When one hears ‘band’, what automatically comes to mind? Rockers, guitars, boy bands, bad boys, ripped jeans, and Nirvana maybe? It’s hard pressed to imagine ‘Korean girl band’ would come to mind. It’s even harder to believe ‘ajummas’ or 30-plus years old looking women, would queue in the association line. But if SBS’s surprisingly addictive Monday-Tuesday drama I Am Legend has its way, this association will weave into the consciousness very soon.
I Am Legend revolves around the Comeback Madonna Band, specifically its front lady, Jeon Seol Hee played by Kim Jung Eun. Consisting of four middle-aged best friends who formed the band back in high school and has continued jamming together ever since, the Madonna Band is each lady’s outlet to distress from her daily life and commune with each other.
Seol Hee had married into a rich mega image-conscious family who treats her like the parasite the scum in the sewer wouldn’t even eat because it regards her as a golddigger who wormed her way into the family with the old but dependable “I’m pregnant” line. Miscarrying the pregnancy post wedding didn’t help her case at all. She takes all the verbal abuse submissively, in part because seen in a different less caustic light, that is exactly what she did, and also because she does love her husband, played by Kim Seung Soo, and naively thought he reciprocated the affection to some degree.
On bass is vivacious, loud and ever dramatic Hwa Ja played by Hong Ji Min. She’s a cosmetic catalogue sales lady married to an equally jolly taxi driver who adores every ounce (or kilogram) of her.
Jang Shin Yeong plays Su In, the drummer of Madonna Band and struggling manager to a wannabe boy band. Having decided to put off marriage until she succeeded in fulfilling her dream, which kept eluding her, she remains single.
Squaring out this sisterhood is a housewife with kids, who because of her maternal duties, is eventually replaced when the band schedules more practice sessions for its first and subsequent gigs. The replacement, Ah Reom, is a young spunky waitress and mom played by Hyong Juni.
Complementing this estrogen-laden cast is male lead Lee Jun Hyuk playing tall, brooding rocker/songwriter Lee Tae Hyun whose career high point may have peaked past. Tae Hyun was Seol Hee’s unrequited first love and, if all is right with the k-drama universe, will be her future love.

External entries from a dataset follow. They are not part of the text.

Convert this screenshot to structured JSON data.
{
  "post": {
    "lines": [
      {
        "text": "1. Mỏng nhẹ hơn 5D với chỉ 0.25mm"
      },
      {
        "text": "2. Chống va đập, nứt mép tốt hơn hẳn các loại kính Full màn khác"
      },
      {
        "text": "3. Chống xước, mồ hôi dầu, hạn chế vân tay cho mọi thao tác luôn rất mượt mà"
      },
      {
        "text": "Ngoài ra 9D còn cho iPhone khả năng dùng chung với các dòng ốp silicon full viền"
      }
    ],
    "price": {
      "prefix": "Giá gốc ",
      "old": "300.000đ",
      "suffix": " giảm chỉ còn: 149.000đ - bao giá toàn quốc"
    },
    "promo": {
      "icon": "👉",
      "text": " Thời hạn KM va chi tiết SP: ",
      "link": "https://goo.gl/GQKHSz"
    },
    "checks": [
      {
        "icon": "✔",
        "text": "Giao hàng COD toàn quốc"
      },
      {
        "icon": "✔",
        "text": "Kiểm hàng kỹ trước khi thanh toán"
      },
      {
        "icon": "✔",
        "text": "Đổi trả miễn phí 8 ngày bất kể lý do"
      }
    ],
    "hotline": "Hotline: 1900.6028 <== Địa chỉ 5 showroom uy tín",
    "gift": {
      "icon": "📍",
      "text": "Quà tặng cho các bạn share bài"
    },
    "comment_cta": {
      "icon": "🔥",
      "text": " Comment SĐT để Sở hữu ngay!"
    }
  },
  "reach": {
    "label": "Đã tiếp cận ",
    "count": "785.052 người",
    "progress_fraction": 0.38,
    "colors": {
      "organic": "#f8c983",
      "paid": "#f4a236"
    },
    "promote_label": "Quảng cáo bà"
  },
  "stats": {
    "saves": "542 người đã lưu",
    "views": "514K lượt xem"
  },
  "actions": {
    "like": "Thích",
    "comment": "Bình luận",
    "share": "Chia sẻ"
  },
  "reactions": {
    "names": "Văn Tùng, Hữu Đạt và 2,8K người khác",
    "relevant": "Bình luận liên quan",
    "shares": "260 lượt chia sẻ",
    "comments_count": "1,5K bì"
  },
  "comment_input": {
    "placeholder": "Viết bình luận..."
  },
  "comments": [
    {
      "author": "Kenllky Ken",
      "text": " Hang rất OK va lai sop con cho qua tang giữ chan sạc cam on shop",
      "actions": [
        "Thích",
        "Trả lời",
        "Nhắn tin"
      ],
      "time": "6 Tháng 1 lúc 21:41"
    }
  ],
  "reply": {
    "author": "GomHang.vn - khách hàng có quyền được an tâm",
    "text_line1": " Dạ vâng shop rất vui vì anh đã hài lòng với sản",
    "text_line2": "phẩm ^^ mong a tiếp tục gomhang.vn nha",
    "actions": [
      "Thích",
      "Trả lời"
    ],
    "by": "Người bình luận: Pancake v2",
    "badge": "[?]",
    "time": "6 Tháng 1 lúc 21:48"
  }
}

The drama’s starting plotline involves Seol Hee trying with incredulous difficulty to divorce her husband. It’s so difficult that four episodes in and the affair is still not concluded yet. First off, he’s the top lawyer in Korea leading the top law firm of Korea. Second, he flatly refuses to be a divorcé herego damaging his and his family’s image. Third, since he won’t consent she has to sue for a divorce, sit through a committee hearing, and then go to court! All the time and effort expended may be for naught because she doesn’t have a strong legally legitimate reason for divorcing him. Apparently, mental and verbal abuses are vague abstracts in the eye of the Korean civil and family court. If only her husband is cheating it would make things much simpler. Oh wait, oh golly he is! With none other than his top divorce lawyer who also happens to be Tae Hyun’s baby mama. Sometimes, one just has to either marvel or gag at the neatly convenient character connections wound and tied up in a k-drama sphere.
Setting aside the relatively minor flaws that have already reared, this drama has enough substance so far that makes it well worth the time investment. It’s difficult not to sympathize and root for these characters, except for the cold, hateful and hopefully soon-to-be-ex-husband. They are all the quintessential underdogs in Life’s drama, passionately fighting for their respective dreams against time and bad luck which unabatingly tries to wear and beat them down to a hard-knocked life. With so many characters and accompanying “shabby lives”, it’s not hard for audience members to vicariously see how their own lives can and may turn wayward similarly like those characters’.
Projected for a sixteen episodes run, there’s plenty of opportunity for I Am Legend to soar above the lightweight drama or plummet to a slow death like overambitious fluff. Here’s hoping for the former.